Care for horses & livestock/farm animals
Care for cats, dogs & other companion animals
Throughout the year, Penn Vet hosts seminars, conferences, symposiums, and speaker series, which serve as forums for academics to share the latest research approaches breakthroughs in a wide array of subjects.
Read the Penn Vet Research Newsletter to get the latest news about our faculty researchers, programs, projects, grants, and publications... Better yet, sign up to receive the latest Research Newsletter by email.
The intestinal parasite Cryptosporidium, which causes a diarrheal disease, is very good at infecting humans. It’s the leading cause of waterborne disease from recreational waters in the United States. Globally, it’s a serious illness that can stunt the growth of, or even kill, infants and young children. And people with compromised immune systems, such as those with HIV/AIDS, are also highly susceptible. There is no vaccine and no effective treatment.
Mammary tumors in dogs are the equivalent of breast cancers in people, and, as in the human disease, the canine tumors can manifest in a variety of ways. Some are diagnosed early, others late, and they can be either slow growing or aggressive.
It sounds like something out of a science fiction movie: Rows of vials in a laboratory freezer, each containing detailed biological maps of what's going on inside the bodies of dozens of horses at specific moments in time. The frozen blood samples might one day hold the keys to making racing clean and drug-free, predicting injuries before they happen and helping veterinarians fight illness with new and powerful tools. Sound too good to be true? Researchers at Penn Vet's New Bolton Center hope it's not.

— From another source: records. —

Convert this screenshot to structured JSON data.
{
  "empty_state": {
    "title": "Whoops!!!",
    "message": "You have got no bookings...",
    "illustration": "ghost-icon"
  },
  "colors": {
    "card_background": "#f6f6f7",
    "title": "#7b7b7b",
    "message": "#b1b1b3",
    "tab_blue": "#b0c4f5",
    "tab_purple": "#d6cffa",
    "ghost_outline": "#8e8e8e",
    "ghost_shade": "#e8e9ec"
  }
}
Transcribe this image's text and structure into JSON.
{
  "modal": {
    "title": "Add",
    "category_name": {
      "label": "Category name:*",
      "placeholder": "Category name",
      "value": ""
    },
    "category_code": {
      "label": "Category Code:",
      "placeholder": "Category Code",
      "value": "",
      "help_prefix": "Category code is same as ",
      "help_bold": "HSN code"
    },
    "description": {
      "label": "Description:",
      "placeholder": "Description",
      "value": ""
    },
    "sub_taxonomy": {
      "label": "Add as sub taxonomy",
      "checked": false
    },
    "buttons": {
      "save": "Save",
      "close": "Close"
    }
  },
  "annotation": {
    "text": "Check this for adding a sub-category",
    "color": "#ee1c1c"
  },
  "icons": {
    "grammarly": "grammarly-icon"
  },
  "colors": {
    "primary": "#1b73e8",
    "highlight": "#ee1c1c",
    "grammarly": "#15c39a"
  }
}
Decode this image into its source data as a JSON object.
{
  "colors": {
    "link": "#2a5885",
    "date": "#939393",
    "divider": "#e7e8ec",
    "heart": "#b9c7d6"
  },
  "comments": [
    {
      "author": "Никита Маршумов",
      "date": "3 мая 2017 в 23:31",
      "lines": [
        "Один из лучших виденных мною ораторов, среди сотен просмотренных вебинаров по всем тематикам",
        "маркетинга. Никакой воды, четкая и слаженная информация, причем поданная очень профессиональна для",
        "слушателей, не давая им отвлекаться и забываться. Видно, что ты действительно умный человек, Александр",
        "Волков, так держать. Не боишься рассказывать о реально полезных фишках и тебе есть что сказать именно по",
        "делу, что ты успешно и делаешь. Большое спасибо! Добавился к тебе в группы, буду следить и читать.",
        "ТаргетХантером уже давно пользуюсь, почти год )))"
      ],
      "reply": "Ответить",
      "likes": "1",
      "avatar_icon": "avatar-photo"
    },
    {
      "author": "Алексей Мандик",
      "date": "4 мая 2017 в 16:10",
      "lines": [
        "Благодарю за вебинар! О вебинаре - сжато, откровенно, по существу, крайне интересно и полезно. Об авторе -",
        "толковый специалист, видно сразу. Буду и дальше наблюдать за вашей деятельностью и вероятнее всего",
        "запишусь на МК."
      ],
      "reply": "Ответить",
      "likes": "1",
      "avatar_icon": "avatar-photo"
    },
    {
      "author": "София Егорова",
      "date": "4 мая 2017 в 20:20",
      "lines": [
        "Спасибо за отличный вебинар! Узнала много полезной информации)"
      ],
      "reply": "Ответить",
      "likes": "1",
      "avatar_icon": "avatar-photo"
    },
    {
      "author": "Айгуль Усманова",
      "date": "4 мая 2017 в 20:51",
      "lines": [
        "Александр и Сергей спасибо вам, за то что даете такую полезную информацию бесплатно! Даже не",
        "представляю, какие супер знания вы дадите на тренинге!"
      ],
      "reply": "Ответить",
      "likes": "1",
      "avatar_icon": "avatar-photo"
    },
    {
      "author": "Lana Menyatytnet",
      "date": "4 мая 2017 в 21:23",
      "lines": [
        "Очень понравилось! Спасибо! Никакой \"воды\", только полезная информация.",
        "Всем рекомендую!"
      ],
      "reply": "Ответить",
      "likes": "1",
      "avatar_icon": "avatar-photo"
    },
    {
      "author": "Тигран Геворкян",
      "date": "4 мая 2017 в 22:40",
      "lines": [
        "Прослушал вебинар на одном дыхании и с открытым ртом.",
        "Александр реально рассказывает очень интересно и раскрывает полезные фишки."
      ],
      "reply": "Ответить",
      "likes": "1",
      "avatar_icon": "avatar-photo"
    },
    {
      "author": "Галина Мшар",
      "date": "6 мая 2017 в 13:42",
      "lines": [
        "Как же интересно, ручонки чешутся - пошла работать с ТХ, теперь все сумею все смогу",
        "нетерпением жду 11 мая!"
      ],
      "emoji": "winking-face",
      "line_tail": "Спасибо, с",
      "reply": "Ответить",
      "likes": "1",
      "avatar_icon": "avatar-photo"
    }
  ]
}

New research from the School of Veterinary Medicine lays out a possible mechanism by which alcohol, cigarette smoke, and exposure to certain medications and toxins can weaken bone.
Some risk factors for osteoporosis such as being older and female or having a family history of the condition cannot be avoided. But others can, like smoking cigarettes, consuming alcohol, taking certain medications, or being exposed to environmental pollutants. But until now researchers haven’t gained a firm picture of how these exposures link up with bone loss.